# [What to work on]
Where a line of the material includes the string "title", copy that line.

BEGIN

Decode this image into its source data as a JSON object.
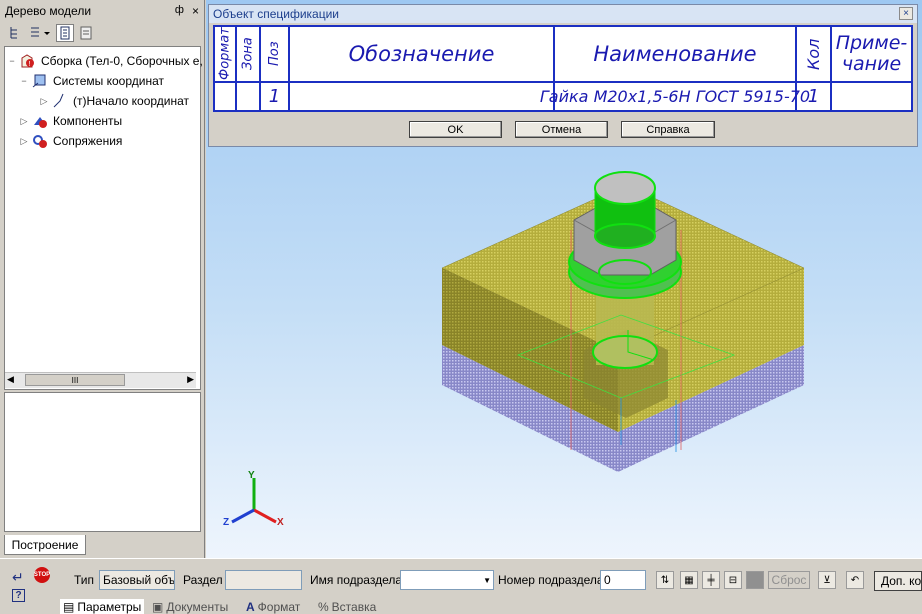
{
  "tree": {
    "title": "Дерево модели",
    "pin": "ф",
    "close": "×",
    "nodes": [
      "Сборка (Тел-0, Сборочных е,",
      "Системы координат",
      "(т)Начало координат",
      "Компоненты",
      "Сопряжения"
    ],
    "scroll_thumb": "III",
    "tab": "Построение"
  },
  "dialog": {
    "title": "Объект спецификации",
    "headers": {
      "format": "Формат",
      "zone": "Зона",
      "pos": "Поз",
      "designation": "Обозначение",
      "name": "Наименование",
      "qty": "Кол",
      "note": "Приме-\nчание"
    },
    "row": {
      "pos": "1",
      "name": "Гайка М20х1,5-6Н ГОСТ 5915-70",
      "qty": "1"
    },
    "ok": "OK",
    "cancel": "Отмена",
    "help": "Справка"
  },
  "axes": {
    "x": "X",
    "y": "Y",
    "z": "Z"
  },
  "props": {
    "stop": "STOP",
    "type_label": "Тип",
    "type_value": "Базовый объ",
    "section_label": "Раздел",
    "subsection_label": "Имя подраздела",
    "subsection_num_label": "Номер подраздела",
    "subsection_num_value": "0",
    "reset": "Сброс",
    "extra": "Доп. ко",
    "tabs": [
      "Параметры",
      "Документы",
      "Формат",
      "Вставка"
    ]
  }
}
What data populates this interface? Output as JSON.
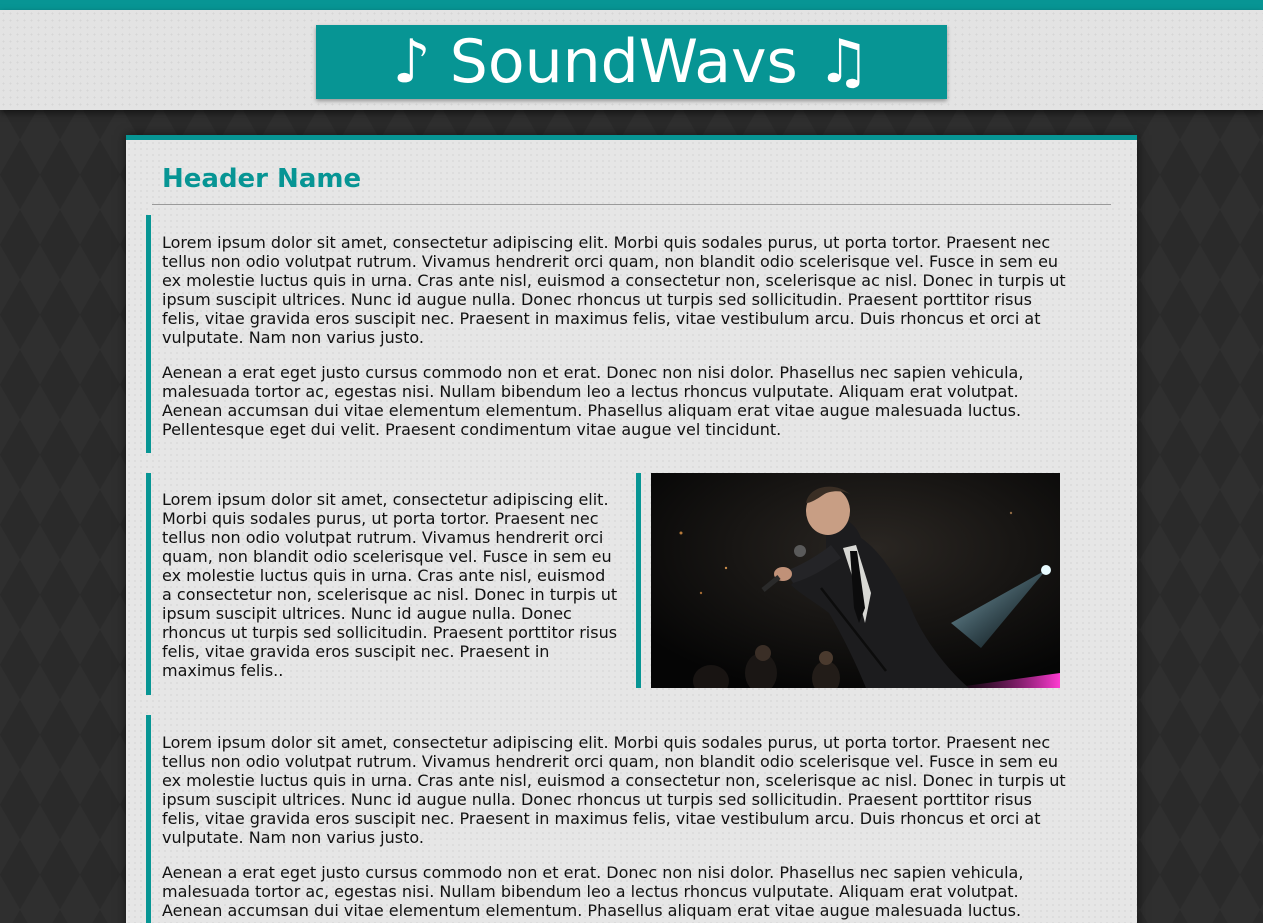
{
  "site": {
    "logo_text": "♪ SoundWavs ♫",
    "accent_color": "#079594"
  },
  "main": {
    "title": "Header Name",
    "block1": {
      "p1": "Lorem ipsum dolor sit amet, consectetur adipiscing elit. Morbi quis sodales purus, ut porta tortor. Praesent nec tellus non odio volutpat rutrum. Vivamus hendrerit orci quam, non blandit odio scelerisque vel. Fusce in sem eu ex molestie luctus quis in urna. Cras ante nisl, euismod a consectetur non, scelerisque ac nisl. Donec in turpis ut ipsum suscipit ultrices. Nunc id augue nulla. Donec rhoncus ut turpis sed sollicitudin. Praesent porttitor risus felis, vitae gravida eros suscipit nec. Praesent in maximus felis, vitae vestibulum arcu. Duis rhoncus et orci at vulputate. Nam non varius justo.",
      "p2": "Aenean a erat eget justo cursus commodo non et erat. Donec non nisi dolor. Phasellus nec sapien vehicula, malesuada tortor ac, egestas nisi. Nullam bibendum leo a lectus rhoncus vulputate. Aliquam erat volutpat. Aenean accumsan dui vitae elementum elementum. Phasellus aliquam erat vitae augue malesuada luctus. Pellentesque eget dui velit. Praesent condimentum vitae augue vel tincidunt."
    },
    "block2": {
      "p1": "Lorem ipsum dolor sit amet, consectetur adipiscing elit. Morbi quis sodales purus, ut porta tortor. Praesent nec tellus non odio volutpat rutrum. Vivamus hendrerit orci quam, non blandit odio scelerisque vel. Fusce in sem eu ex molestie luctus quis in urna. Cras ante nisl, euismod a consectetur non, scelerisque ac nisl. Donec in turpis ut ipsum suscipit ultrices. Nunc id augue nulla. Donec rhoncus ut turpis sed sollicitudin. Praesent porttitor risus felis, vitae gravida eros suscipit nec. Praesent in maximus felis.."
    },
    "block3": {
      "p1": "Lorem ipsum dolor sit amet, consectetur adipiscing elit. Morbi quis sodales purus, ut porta tortor. Praesent nec tellus non odio volutpat rutrum. Vivamus hendrerit orci quam, non blandit odio scelerisque vel. Fusce in sem eu ex molestie luctus quis in urna. Cras ante nisl, euismod a consectetur non, scelerisque ac nisl. Donec in turpis ut ipsum suscipit ultrices. Nunc id augue nulla. Donec rhoncus ut turpis sed sollicitudin. Praesent porttitor risus felis, vitae gravida eros suscipit nec. Praesent in maximus felis, vitae vestibulum arcu. Duis rhoncus et orci at vulputate. Nam non varius justo.",
      "p2": "Aenean a erat eget justo cursus commodo non et erat. Donec non nisi dolor. Phasellus nec sapien vehicula, malesuada tortor ac, egestas nisi. Nullam bibendum leo a lectus rhoncus vulputate. Aliquam erat volutpat. Aenean accumsan dui vitae elementum elementum. Phasellus aliquam erat vitae augue malesuada luctus. Pellentesque eget dui velit. Praesent condimentum vitae augue vel tincidunt."
    },
    "photo_icon": "concert-singer-photo"
  }
}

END

# [Task answer]
    "title": "Дерево модели",
    "title": "Объект спецификации",
    "title": "Header Name",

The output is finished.